So here is how the algorithm goes: you merge blocks together according to this rule until they all merge into one.; you keep track of the number of merges of each block, in order, which will be the lengths of the code words of the blocks,.
Then you construct an alphabetic tree having these lengths. There will be only one possible way to do this.
We have yet to describe how to perform this last step. But before doing so let us look at an example.
Suppose our frequencies are, in the order that we want to preserve:
At this stage each block is compatible only with its immediate neighbor. The only pairs that obey our condition that x is the lowest compatible with y and vice versa are the first two and the 3,3 . we can merge each of these, getting
3(1,1), 23, 4, 6(1,1) 5, 19.
The notation here is that what is in each parenthesis are the lengths of the suffixes of the words merged into that artificial block.
Now we can merge the the 3 and 23, and also the 4 and 5, which we can locate where the old 4 was:
Here the restriction about compatibility no longer requires anything and merging is like it was in the Huffman algorithm.
Thus, next we can merge the 9 and 6 which gives (26(2,2,1),15(2,2,2,2),19), then the 15 and 19 and finally the whole thing together, getting 26(2,2,1),34(3,3,3,3,1) then 60(3,3,2,4,4,4,4,2).
To find the actual code words we can start from the leftmost word, which we assign all 0's. (here 000)
Then we proceed along and construct each succeeding word from the previous word by the following rule:

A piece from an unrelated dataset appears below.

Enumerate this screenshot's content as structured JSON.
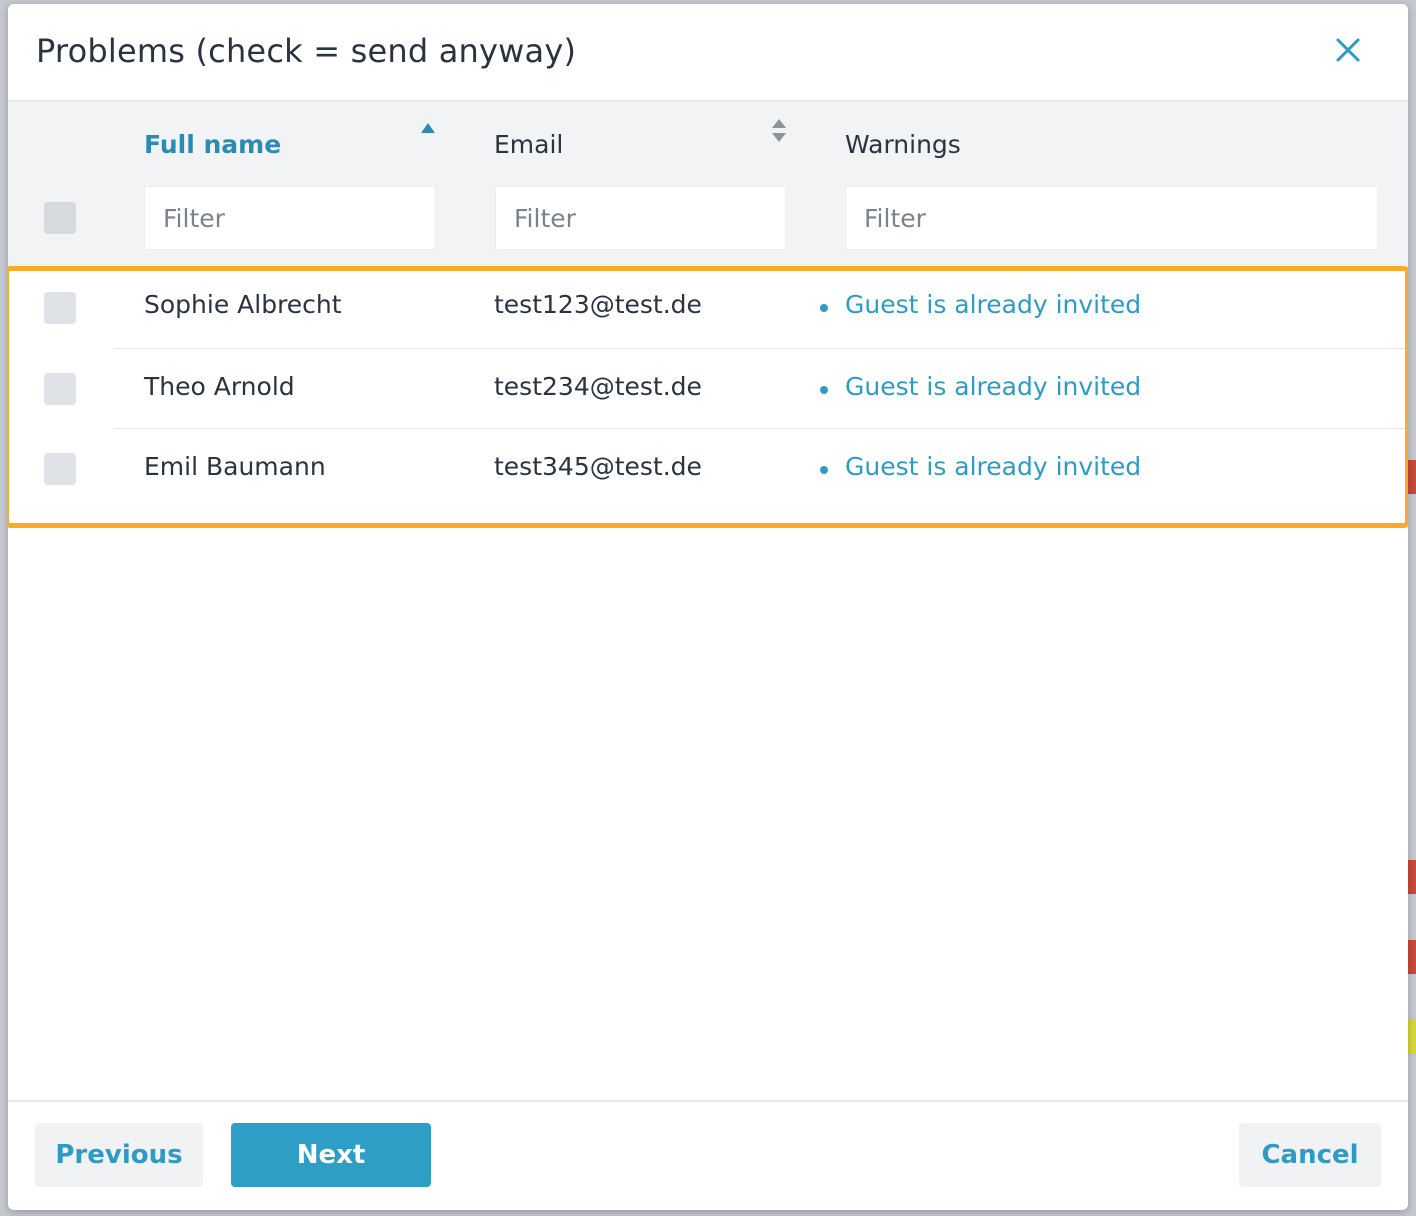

1. throw away any final 1's
2. convert the last 0 to a 1
3. add additional 0's if necessary to make the length of the word right.
In this case, the words would be:
000, 001, 01, 1000, 1001, 1010, 1011, 11.
There are proofs that this method gives the best possible order preserving (prefix free) code, but they are surprisingly hard to find.
There are other things that one can show: if you have a given set of frequencies, the ordering of the blocks that makes this code have the longest length occurs if you put the rarest block first, then the most common block, then the second rarest, then second most common, then third, etc.
And doing it that way can require at most one more bit per block than the Huffman non-order preserving code solution has.
Find the best order preserving and non-order preserving code for the following
block frequencies, in order. Also compute the